As a result: -the phenomena of ethnicity, which are a consequence of the globalisation processes on the basis of socio-political transformations as an activity to change the socio-historical subjectivity at the planetary level are revealed; -on the basis of comparison of the two models of civilisational existence (European and Eurasian) common and special features, manifested in the sphere of existence and coexistence of ethnic groups are identified; - the content of the transformation processes taking place in the European civilisation as an activity of reformatting Europe from the set of national States to the state-civilisation is determined; - the idea of the substantiality of ethnicity as an element in the existence of society, the possible growth of conflicts in the postmodernity on the basis of emerging contradictions in the sphere of existence associated with the processes of globalisation is substantiated.


The results of the study can be used in solving a number of applied problems:

- in determining the factors of influence of historical time and the social space organisation on the state of ethnic groups and ethnicity;

- in determining the spatial and temporal framework, ways and methods of the civilisation state existence;
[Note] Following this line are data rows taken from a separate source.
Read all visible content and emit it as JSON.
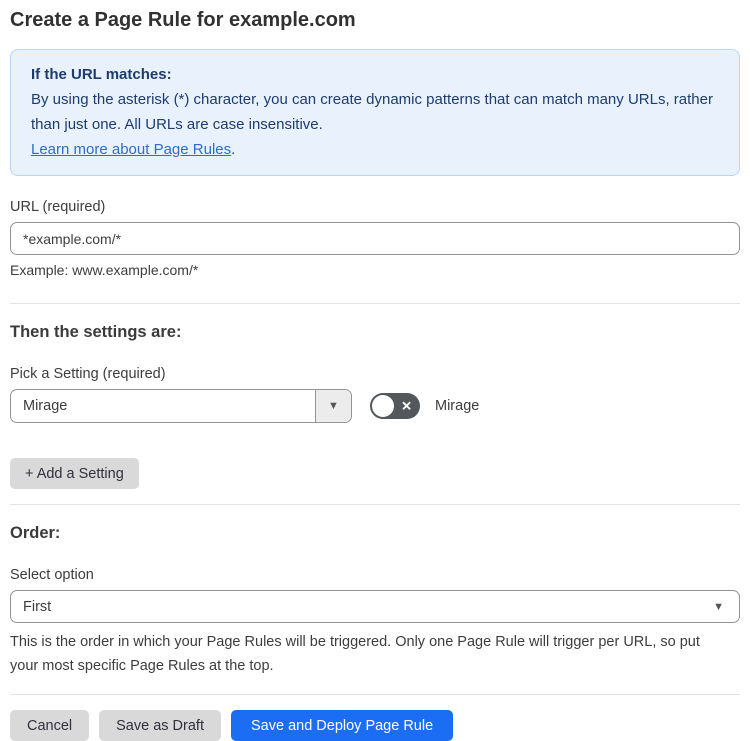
{
  "page": {
    "title": "Create a Page Rule for example.com"
  },
  "info_box": {
    "heading": "If the URL matches:",
    "body": "By using the asterisk (*) character, you can create dynamic patterns that can match many URLs, rather than just one. All URLs are case insensitive.",
    "link_label": "Learn more about Page Rules",
    "link_suffix": "."
  },
  "url_field": {
    "label": "URL (required)",
    "value": "*example.com/*",
    "helper": "Example: www.example.com/*"
  },
  "settings_section": {
    "heading": "Then the settings are:",
    "picker_label": "Pick a Setting (required)",
    "picker_value": "Mirage",
    "picker_arrow": "▼",
    "toggle_state": "off",
    "toggle_glyph": "✕",
    "toggle_label": "Mirage",
    "add_button_label": "+ Add a Setting"
  },
  "order_section": {
    "heading": "Order:",
    "select_label": "Select option",
    "select_value": "First",
    "select_arrow": "▼",
    "helper": "This is the order in which your Page Rules will be triggered. Only one Page Rule will trigger per URL, so put your most specific Page Rules at the top."
  },
  "footer": {
    "cancel_label": "Cancel",
    "save_draft_label": "Save as Draft",
    "save_deploy_label": "Save and Deploy Page Rule"
  },
  "colors": {
    "accent_blue": "#1b6ef3",
    "info_background": "#e9f2fc",
    "info_border": "#b7d7f3",
    "info_text": "#1e3c6e",
    "link_blue": "#2c6ecb",
    "toggle_off_background": "#54575c",
    "button_gray": "#d9d9d9"
  }
}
- in the process of conceptualisation of policy towards neighbouring states and peoples;

- in the formation of internal ethnic policy;
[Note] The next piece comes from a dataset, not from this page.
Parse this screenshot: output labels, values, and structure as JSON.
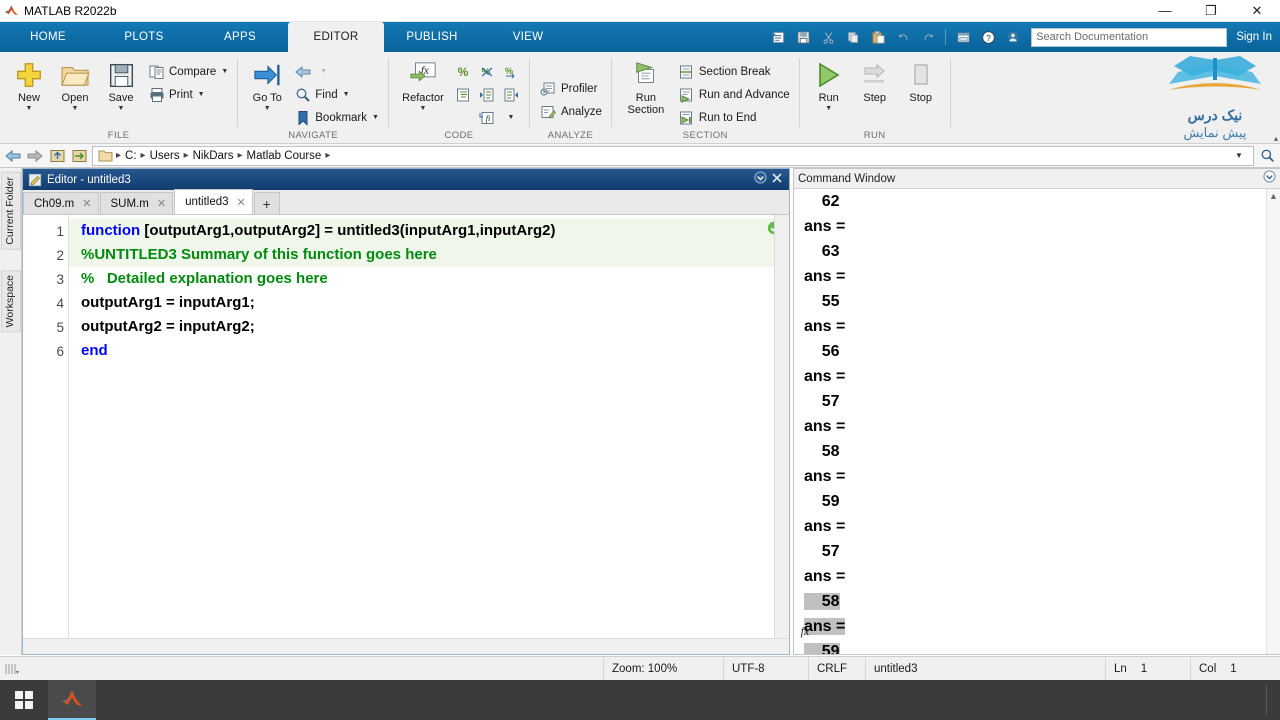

- in solving specific problems in the relations of the state with ethnic communities and ethnic groups; creation of ways and methods of regulation of interethnic relations, to be the basis for overcoming ethnocentrism, to identify the traditions of tolerant coexistence of ethnic groups in modern times;

- to stimulate ethnological, historical and political studies;

- to use the civilisational-imperial practices of ethnic policy.


  1. Belozyorov, I. V. (2002). Religious policy of the Golden Horde in Russia in the 13th–14th centuries (Doctoral Dissertation). Moscow.
  2. Butakov, A., & Tizengauzen, A. (2002). The Opium Wars. Overview of the European wars against China in 1840–1842, 1856–1858, 1859, and 1860. Moscow: AST.
  3. Chernysheva, A. S. (2013). Religion and ethnos: the verge of the formation of the French mentality. Culture of the peoples of the Black Sea, 263, 213–217.
  4. Gachev, G. D. (1992). Science and national cultures. Rostov-on-Don.
  5. Gumilyov, L.N. (1990). Ethnogenesis and Biosphere of the Earth. Leningrad.
  6. Kennedy, H. (2010). The Great Arab Conquests. Moscow: AST.
  7. Knyazev, Sv. (2018). Fake diplomacy of the colonial era: how the Europeans conquered North America with the help of “peace” treaties. Retrieved from:
  8. Kuchukov, M. M. (2017). Coexistence of ethnoses: content and interpretation. Raleigh, North Carolina, USA: Open Science Publishing. 187 p.
  9. Le Bon, G. (2009). The history of the Arab civilisation. Minsk: Minsk factory color printing.
  10. Levchenko, E. V. (2006). American frontier: the evolution of the national myth. Relevant problems of modern science, 3, 192–199.
  11. Popper, K. (1992). The Open Society and Its Enemies. Moscow.
  12. Schachermeyr, F. (1986). Alexander the Great. Moscow: The main editors of the Oriental literature of the publishing house “Science”.
  13. Talina, G. V. (2013). The title of the Orthodox autocrat of the Moscow kingdom of the third quarter of the XVII century. Science and School, 6, 167–172.
  14. Vernadskiy, G. V. (1997). Mongols and Russia. Tver; Moscow.

Copyright information

Creative Commons License
This work is licensed under a Creative Commons Attribution-NonCommercial-NoDerivatives 4.0 International License.

About this article

Publication Date

28 December 2019

eBook ISBN



Future Academy



Print ISBN (optional)


Edition Number

1st Edition




Sociolinguistics, linguistics, semantics, discourse analysis, science, technology, society

Cite this article as:

Dadashev, A., Kuchukova, Z., Kyarova, M., & Kuchukov*, M. (2019). Postmodern Ethnicity: Comparative Analysis (Interpretation) Of European And Eurasian Paradigms. In D. Karim-Sultanovich Bataev, S. Aidievich Gapurov, A. Dogievich Osmaev, V. Khumaidovich Akaev, L. Musaevna Idigova, M. Rukmanovich Ovhadov, A. Ruslanovich Salgiriev, & M. Muslamovna Betilmerzaeva (Eds.), Social and Cultural Transformations in the Context of Modern Globalism, vol 76. European Proceedings of Social and Behavioural Sciences (pp. 1838-1847). Future Academy.